A line belongs in the answer only if it contains the word "structured"; copy every such line from the listing below.

Dataset content:
..........

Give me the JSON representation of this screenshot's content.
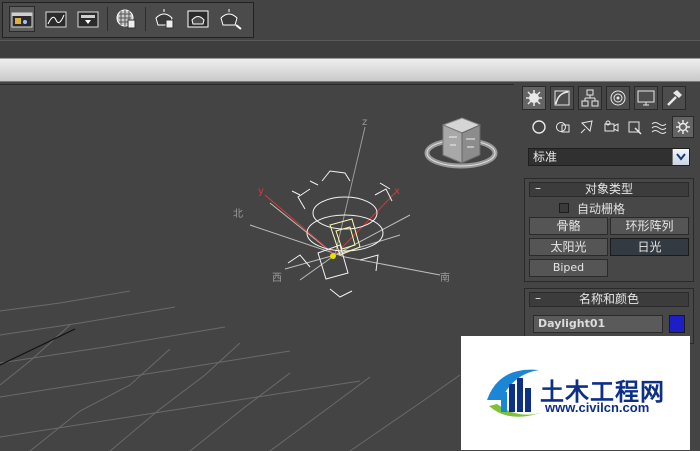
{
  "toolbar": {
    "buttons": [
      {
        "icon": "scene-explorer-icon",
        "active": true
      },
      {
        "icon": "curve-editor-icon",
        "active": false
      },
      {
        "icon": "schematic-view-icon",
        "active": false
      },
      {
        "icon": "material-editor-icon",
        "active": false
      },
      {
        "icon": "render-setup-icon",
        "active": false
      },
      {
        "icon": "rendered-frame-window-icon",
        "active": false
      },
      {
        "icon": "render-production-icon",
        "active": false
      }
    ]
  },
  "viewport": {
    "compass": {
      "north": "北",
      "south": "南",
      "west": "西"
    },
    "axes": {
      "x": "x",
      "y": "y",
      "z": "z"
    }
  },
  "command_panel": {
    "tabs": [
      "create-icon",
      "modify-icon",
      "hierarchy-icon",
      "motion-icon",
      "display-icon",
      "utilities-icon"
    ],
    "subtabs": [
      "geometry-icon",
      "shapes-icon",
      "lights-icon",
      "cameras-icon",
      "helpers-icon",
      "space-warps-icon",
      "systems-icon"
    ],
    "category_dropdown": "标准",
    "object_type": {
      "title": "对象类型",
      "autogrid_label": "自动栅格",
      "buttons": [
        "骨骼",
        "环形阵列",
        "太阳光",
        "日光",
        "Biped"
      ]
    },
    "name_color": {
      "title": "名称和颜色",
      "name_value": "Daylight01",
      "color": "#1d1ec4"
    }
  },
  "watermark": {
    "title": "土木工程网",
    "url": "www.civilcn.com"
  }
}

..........

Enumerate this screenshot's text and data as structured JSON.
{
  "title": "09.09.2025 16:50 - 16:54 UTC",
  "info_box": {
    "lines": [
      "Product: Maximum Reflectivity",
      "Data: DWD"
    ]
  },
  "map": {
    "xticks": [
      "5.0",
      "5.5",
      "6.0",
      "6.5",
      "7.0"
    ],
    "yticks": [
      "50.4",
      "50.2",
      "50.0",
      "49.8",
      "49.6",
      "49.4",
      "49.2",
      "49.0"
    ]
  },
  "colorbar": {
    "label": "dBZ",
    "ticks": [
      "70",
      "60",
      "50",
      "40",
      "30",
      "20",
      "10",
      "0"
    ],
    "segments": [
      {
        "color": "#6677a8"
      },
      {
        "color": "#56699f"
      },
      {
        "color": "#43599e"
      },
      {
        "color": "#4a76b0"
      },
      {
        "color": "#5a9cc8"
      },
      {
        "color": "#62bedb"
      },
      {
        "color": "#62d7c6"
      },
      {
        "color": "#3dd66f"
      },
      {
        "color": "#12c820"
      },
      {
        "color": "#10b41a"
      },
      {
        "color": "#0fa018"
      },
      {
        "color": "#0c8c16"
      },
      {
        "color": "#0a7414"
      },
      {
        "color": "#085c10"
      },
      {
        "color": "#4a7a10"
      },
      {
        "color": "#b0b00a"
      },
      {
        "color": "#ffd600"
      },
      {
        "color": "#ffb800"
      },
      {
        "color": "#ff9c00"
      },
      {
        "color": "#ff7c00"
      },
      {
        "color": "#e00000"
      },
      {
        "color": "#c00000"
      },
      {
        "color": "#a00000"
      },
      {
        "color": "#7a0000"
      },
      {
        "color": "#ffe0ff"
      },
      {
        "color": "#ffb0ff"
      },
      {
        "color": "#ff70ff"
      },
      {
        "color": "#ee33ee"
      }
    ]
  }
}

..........

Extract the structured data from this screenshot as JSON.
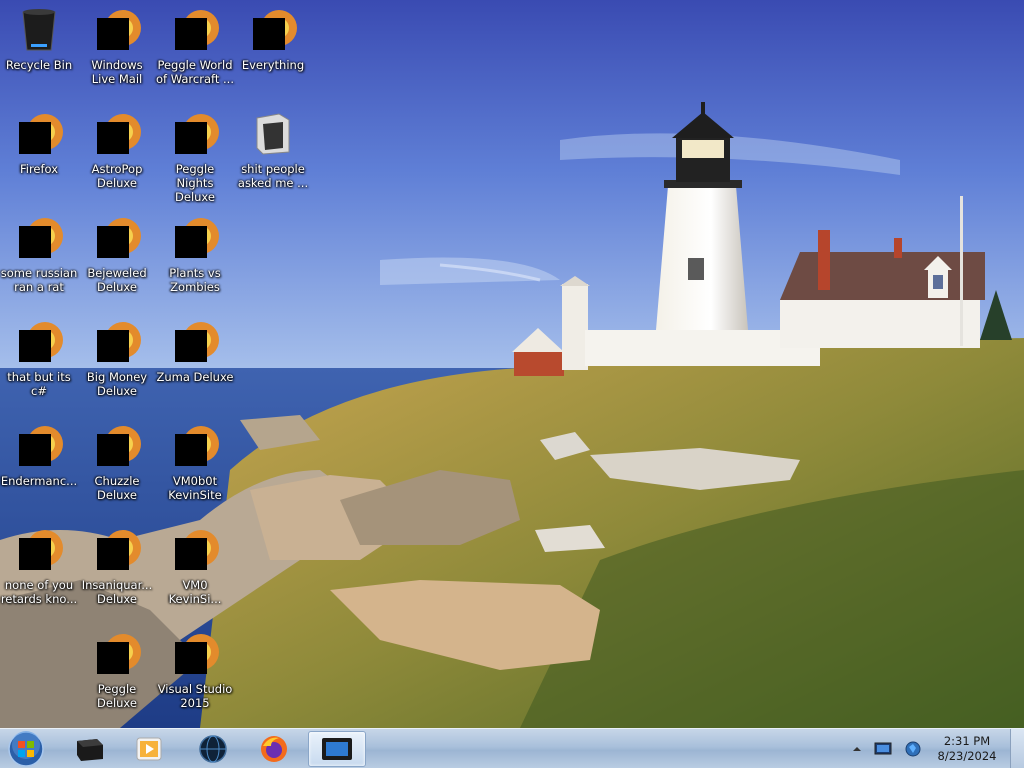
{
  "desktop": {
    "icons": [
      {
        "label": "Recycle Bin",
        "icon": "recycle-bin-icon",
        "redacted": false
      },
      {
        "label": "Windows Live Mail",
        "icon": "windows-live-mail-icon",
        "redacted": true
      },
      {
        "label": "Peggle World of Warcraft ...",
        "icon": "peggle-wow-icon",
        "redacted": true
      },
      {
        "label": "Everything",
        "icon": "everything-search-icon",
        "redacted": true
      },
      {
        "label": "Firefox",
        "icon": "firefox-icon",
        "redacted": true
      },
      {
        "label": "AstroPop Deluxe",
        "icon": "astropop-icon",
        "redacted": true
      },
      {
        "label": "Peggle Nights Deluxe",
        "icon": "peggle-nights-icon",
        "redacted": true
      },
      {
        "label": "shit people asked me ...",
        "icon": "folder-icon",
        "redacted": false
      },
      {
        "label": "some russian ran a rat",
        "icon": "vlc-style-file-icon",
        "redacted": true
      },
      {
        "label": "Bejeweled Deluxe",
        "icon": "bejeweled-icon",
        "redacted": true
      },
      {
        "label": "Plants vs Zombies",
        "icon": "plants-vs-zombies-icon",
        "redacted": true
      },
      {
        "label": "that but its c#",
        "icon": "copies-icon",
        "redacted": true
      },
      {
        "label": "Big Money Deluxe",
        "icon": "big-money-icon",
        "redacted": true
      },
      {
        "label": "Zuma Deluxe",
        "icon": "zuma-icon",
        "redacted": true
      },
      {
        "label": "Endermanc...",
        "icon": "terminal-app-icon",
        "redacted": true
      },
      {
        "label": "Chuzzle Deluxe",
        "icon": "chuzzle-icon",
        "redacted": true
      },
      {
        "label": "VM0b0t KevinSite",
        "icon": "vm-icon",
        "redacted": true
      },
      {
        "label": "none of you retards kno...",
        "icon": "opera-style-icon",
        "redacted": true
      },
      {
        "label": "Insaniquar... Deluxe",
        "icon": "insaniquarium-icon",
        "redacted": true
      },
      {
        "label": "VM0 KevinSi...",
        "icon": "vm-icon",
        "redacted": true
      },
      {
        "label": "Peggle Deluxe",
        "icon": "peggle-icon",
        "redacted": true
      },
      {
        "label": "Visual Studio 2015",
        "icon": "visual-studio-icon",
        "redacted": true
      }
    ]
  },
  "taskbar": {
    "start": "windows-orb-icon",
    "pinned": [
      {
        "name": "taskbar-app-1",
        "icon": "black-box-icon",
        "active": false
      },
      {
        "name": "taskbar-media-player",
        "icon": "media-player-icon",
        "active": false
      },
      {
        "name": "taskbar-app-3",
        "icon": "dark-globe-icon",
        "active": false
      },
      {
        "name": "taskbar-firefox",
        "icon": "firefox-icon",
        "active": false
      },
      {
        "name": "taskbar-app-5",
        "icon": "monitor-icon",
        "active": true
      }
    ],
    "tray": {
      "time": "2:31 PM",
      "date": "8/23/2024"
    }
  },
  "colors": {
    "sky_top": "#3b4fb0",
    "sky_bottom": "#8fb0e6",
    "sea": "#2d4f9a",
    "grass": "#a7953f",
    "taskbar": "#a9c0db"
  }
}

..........

Response box:
Enumerate this screenshot's text and data as structured JSON.
Extract the structured data from this screenshot as JSON.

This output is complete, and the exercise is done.